WHAT IS REQUIRED: Within the records below, find each line that holds the string "Tables", then copy it.

INPUT DATA:

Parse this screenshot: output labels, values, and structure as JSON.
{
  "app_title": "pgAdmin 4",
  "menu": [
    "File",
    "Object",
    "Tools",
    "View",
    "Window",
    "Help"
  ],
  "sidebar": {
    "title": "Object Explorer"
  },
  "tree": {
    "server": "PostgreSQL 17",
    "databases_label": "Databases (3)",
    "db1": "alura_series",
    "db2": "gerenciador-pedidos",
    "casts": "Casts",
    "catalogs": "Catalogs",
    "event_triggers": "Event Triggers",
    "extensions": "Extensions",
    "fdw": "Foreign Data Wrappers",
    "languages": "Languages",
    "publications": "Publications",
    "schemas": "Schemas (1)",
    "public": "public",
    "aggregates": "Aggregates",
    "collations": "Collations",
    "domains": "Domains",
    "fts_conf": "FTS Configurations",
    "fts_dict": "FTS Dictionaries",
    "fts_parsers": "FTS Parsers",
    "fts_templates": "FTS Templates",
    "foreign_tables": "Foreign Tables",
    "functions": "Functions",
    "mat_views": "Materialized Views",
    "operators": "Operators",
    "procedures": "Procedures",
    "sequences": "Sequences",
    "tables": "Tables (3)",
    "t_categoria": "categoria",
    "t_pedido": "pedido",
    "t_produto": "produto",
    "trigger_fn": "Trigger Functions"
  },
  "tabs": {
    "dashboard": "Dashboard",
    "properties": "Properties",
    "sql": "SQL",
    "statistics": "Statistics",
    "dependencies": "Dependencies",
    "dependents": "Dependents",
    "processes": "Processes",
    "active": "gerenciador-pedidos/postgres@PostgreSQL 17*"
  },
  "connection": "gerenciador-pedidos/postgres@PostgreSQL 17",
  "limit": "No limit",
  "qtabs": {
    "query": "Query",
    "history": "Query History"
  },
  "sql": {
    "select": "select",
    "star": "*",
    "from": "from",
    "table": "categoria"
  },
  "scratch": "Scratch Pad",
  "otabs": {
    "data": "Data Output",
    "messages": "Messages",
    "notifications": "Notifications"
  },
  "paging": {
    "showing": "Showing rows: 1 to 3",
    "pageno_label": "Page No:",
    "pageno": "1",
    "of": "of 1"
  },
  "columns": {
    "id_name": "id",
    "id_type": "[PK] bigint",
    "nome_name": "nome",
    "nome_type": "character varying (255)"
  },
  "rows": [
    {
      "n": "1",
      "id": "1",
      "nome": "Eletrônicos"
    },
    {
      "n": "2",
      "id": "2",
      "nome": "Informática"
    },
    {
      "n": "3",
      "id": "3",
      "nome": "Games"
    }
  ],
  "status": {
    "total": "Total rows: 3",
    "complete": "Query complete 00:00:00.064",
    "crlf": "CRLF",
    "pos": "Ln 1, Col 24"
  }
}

RESPONSE AREA:
    "foreign_tables": "Foreign Tables",
    "tables": "Tables (3)",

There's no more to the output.